While the attic is conventionally used for storage, Artlab goes beyond making it a library of art books and magazines. It will serve as an “installation space for words.”
Perched on the attic is “Marilyn in Dispose,” Cesare’s icon of a rotting Marilyn Monroe. It overlooks one of Cesare’s paintings, which appropriates Roy Lichtenstein’s pop art of a blond Filipina who thinks of cooking pancit.
The music room has Jean Marie’s table of a clock with no hands and Italian designer Fabio Novembre’s butt chairs. The focal point is Cesare’s literary hybrid of a firing tank, titled “Tipping in America.” It playfully greets, “Have a swell day.” These disparate subjects create the impression of the Syjucos’ collage-like manner of decorating.
“Literary hybrids are literature for walls and art pieces,” adds Jean Marie. “We have a lot of narratives in this house.”
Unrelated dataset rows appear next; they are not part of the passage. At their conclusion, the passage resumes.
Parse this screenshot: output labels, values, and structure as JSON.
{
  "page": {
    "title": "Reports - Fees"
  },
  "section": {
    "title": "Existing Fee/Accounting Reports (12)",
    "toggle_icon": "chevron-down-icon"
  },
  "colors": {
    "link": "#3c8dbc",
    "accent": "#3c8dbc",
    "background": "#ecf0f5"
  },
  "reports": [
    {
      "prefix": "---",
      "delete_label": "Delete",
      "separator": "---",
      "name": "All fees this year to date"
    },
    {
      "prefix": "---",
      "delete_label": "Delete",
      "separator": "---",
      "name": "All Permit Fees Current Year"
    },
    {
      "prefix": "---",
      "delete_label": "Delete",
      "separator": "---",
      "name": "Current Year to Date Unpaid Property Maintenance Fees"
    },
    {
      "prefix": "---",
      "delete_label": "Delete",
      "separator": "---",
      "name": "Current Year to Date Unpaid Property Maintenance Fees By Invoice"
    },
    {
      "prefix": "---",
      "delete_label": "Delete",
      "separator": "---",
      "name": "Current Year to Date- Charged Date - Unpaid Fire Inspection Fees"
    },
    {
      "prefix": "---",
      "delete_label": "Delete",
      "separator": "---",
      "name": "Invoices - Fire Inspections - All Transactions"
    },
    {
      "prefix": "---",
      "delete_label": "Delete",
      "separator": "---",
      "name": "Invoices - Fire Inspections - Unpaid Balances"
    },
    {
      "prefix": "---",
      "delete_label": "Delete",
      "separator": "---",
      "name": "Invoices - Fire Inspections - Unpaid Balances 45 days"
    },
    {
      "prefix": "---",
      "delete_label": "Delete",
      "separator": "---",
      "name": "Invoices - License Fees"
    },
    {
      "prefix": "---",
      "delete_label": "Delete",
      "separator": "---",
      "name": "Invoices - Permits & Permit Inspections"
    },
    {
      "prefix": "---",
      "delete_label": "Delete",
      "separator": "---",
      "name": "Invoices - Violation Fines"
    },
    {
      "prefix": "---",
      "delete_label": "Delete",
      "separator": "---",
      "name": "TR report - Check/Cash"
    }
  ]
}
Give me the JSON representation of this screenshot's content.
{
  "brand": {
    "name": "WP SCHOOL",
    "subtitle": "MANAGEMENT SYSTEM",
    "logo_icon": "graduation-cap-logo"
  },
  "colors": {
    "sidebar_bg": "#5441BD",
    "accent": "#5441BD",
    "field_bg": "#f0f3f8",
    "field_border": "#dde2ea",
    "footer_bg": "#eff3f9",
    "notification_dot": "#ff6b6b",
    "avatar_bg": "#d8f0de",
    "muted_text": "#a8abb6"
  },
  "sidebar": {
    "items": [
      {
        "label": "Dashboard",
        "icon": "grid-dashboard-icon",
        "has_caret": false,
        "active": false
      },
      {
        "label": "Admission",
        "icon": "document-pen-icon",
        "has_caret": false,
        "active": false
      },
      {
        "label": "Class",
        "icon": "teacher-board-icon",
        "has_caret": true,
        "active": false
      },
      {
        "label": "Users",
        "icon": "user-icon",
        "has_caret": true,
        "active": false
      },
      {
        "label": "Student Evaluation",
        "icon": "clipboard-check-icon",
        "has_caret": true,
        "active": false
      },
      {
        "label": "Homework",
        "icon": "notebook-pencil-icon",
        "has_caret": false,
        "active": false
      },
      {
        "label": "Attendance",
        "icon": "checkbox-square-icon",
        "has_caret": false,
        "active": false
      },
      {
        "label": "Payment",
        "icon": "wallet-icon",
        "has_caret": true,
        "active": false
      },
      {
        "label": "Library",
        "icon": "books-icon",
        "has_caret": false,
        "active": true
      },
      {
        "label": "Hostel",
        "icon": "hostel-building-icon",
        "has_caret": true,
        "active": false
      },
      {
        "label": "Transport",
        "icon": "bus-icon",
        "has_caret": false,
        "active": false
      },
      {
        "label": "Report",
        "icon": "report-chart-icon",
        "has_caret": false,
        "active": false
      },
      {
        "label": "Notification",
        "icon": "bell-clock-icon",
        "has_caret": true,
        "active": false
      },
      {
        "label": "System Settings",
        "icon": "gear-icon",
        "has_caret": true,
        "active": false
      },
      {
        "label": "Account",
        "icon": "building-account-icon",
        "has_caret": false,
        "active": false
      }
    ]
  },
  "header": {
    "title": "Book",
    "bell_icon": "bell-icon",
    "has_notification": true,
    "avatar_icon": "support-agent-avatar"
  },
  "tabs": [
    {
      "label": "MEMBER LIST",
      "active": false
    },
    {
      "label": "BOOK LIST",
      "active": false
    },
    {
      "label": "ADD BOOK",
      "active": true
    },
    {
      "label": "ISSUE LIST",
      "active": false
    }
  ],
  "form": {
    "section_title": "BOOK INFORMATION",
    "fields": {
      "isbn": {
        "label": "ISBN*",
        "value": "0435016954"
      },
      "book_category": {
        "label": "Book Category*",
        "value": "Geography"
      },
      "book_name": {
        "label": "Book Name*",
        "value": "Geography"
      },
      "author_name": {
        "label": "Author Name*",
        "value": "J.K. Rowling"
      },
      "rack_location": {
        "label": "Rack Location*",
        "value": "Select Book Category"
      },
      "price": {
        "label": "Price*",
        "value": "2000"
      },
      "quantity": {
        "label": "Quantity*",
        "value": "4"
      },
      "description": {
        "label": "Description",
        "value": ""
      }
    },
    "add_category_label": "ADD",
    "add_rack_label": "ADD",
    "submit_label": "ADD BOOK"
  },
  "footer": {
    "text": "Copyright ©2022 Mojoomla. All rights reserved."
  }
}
In conventional houses, rugs are used to dress the floor. For Jean Marie, the floor becomes the fifth wall. Her assemblage of random pinewood frames and mirrors, titled “A Love Unfurled,” invites the viewer to look down and see fragmented images. This makes us realize the fragility of love.
Jean Marie does her take on decorating with flowers. An installation of cascading silk red roses is inspired by E. E. Cummings. Dubbed “Nobody, Not Even the Rain Has Such Small Hands,” it is the subtitle of the poem “As the Rain.”
The roses evoke the phrase “i do not know what it is about you that closes and opens/ only something in me understands/ the voice of your eyes is deeper than all roses.”
Ultimately, Artlab asks us to question what we believe is beautiful, and how we interact with the spaces and their content.
Artlab Atelier Cesare and Jean Marie Syjuco is at 327 Country Club Drive, Ayala Alabang. For appointments, call 0917-5340779.
Subscribe to INQUIRER PLUS to get access to The Philippine Daily Inquirer & other 70+ titles, share up to 5 gadgets, listen to the news, download as early as 4am & share articles on social media. Call 896 6000.